▸ Recorded information:
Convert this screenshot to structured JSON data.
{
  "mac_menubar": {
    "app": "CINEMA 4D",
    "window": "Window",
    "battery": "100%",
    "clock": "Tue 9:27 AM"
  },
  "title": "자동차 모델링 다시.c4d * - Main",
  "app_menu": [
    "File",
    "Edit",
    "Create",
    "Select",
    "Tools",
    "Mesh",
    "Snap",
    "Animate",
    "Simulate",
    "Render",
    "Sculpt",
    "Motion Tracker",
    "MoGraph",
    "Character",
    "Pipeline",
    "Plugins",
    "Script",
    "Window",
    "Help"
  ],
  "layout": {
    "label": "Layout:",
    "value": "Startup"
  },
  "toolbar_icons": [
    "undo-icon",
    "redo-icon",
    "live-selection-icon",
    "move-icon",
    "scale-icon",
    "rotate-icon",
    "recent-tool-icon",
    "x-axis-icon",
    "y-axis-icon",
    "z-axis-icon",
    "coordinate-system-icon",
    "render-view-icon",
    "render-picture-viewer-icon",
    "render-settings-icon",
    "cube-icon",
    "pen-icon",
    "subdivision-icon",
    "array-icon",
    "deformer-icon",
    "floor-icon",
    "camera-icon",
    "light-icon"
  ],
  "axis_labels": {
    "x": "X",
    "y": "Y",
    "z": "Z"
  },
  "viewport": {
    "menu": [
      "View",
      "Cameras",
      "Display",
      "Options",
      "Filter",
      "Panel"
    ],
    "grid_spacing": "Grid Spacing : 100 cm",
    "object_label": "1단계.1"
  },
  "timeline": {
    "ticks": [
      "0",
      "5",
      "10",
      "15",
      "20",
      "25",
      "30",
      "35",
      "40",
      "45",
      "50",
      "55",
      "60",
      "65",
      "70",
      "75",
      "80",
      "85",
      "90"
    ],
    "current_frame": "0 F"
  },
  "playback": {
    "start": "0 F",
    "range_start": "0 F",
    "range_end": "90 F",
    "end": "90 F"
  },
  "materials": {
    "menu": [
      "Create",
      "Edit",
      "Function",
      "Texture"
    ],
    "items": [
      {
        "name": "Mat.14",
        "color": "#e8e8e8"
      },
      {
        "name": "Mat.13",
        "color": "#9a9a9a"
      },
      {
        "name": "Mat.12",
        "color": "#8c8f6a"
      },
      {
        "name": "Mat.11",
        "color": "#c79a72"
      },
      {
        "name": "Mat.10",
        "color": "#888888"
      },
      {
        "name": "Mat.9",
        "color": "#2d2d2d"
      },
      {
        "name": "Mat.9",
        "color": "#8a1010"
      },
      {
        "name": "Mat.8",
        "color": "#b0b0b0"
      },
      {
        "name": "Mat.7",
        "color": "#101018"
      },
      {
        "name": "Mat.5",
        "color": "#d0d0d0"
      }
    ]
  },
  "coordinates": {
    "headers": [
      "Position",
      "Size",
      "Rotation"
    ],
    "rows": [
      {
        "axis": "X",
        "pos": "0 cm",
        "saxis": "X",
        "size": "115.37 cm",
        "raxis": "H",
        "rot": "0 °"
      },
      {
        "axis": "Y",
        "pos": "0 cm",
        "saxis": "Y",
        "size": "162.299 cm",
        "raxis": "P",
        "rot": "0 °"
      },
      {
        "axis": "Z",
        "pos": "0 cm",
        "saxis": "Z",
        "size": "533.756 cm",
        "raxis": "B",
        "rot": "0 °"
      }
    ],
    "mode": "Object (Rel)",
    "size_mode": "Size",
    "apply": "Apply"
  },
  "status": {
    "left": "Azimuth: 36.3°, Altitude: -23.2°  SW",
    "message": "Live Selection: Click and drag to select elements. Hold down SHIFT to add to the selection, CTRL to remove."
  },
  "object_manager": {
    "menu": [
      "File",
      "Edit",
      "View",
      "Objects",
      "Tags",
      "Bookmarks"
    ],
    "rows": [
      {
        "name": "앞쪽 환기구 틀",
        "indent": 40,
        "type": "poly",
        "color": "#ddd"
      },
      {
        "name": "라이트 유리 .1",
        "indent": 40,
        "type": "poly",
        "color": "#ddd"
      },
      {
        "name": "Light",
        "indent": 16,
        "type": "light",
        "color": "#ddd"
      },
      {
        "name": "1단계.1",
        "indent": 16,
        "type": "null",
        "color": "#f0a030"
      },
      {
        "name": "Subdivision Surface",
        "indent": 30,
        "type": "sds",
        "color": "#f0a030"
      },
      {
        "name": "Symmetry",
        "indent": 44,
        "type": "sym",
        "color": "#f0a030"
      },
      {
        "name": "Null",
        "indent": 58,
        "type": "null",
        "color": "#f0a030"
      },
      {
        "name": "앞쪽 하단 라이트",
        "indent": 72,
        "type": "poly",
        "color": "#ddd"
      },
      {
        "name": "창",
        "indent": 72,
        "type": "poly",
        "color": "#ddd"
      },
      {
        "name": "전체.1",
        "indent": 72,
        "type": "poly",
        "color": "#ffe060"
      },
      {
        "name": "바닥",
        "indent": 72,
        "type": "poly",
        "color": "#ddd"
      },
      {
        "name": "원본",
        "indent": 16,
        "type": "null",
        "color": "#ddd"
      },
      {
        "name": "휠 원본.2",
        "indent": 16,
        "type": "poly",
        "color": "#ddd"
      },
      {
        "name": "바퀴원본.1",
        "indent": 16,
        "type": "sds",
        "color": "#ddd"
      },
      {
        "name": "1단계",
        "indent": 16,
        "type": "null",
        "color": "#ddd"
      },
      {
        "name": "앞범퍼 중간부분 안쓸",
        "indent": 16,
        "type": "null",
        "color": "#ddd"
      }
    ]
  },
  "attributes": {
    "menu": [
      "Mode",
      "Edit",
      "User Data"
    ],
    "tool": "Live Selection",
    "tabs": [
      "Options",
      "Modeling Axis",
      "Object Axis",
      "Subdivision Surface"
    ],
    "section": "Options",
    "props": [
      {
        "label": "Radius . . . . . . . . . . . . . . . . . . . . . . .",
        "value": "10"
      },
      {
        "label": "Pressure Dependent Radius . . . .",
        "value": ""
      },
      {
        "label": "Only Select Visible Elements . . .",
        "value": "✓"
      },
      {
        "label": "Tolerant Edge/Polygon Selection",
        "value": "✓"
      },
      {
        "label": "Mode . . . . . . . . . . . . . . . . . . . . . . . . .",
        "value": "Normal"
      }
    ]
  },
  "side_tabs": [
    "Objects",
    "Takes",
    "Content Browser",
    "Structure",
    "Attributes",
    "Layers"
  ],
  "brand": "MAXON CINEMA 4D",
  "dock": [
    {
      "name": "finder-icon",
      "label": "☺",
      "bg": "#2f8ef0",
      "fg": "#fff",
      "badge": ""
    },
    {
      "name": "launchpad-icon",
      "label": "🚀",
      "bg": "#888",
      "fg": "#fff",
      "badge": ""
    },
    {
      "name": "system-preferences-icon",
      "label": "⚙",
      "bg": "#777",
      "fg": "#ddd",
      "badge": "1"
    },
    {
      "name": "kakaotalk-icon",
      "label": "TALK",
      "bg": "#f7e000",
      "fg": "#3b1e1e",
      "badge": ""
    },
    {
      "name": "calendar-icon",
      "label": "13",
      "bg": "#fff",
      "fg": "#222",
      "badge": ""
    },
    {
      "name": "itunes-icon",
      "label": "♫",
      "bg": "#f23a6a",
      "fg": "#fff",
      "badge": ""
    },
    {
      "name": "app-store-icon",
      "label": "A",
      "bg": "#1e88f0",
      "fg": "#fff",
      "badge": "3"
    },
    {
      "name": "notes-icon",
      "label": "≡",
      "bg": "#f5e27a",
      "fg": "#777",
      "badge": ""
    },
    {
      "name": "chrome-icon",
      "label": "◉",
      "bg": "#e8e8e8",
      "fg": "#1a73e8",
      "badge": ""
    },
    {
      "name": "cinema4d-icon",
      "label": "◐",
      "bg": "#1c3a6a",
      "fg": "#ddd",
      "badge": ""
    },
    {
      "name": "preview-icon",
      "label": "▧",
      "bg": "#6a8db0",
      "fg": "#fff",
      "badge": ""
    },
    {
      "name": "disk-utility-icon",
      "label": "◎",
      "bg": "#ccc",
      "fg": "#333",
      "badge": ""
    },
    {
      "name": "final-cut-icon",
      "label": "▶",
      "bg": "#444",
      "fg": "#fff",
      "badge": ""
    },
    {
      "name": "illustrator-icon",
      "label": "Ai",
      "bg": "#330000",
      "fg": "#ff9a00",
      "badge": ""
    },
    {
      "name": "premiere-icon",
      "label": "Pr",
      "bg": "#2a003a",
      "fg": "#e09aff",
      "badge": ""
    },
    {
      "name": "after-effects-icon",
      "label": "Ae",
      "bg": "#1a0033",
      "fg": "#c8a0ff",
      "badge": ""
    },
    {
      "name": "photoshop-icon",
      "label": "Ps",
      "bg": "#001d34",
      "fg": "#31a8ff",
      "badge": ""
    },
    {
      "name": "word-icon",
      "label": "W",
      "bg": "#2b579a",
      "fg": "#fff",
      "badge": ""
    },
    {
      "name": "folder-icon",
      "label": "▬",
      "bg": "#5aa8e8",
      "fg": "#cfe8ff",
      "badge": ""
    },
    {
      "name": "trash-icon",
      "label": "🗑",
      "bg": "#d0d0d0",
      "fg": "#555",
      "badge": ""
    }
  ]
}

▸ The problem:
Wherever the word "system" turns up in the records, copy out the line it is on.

▸ Exercise answer:
    "coordinate-system-icon",
      "name": "system-preferences-icon",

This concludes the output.